[[ DATASET EXCERPTS, beginning ]]

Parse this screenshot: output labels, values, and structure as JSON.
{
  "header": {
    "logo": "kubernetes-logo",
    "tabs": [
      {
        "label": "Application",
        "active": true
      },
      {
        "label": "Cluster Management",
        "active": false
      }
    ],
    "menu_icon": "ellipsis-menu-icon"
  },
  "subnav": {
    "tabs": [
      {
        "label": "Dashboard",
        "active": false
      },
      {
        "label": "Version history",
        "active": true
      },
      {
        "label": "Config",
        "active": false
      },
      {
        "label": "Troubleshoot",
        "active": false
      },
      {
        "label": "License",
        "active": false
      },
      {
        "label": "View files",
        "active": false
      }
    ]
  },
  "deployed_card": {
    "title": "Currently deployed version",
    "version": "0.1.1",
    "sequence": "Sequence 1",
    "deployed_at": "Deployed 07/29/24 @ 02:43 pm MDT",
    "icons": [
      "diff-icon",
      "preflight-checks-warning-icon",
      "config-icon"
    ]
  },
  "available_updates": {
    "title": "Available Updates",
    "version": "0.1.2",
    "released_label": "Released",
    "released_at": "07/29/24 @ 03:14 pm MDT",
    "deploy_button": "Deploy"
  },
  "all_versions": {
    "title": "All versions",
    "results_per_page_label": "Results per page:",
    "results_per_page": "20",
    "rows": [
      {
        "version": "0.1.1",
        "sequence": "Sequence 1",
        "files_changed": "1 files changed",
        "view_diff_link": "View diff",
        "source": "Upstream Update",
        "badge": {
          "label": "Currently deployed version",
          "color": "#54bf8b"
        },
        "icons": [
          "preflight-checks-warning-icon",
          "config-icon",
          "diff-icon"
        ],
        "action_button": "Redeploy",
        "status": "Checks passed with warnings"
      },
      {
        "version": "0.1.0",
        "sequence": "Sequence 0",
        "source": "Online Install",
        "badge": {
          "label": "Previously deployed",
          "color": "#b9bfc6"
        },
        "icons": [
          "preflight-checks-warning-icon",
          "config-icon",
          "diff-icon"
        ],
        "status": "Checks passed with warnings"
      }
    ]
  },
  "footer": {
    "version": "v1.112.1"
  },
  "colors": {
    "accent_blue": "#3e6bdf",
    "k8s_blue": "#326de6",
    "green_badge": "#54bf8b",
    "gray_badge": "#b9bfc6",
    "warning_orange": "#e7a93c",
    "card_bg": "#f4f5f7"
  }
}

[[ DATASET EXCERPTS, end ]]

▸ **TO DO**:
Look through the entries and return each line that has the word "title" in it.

▸ **OUTPUT FOR THIS TASK**:
    "title": "Currently deployed version",
    "title": "Available Updates",
    "title": "All versions",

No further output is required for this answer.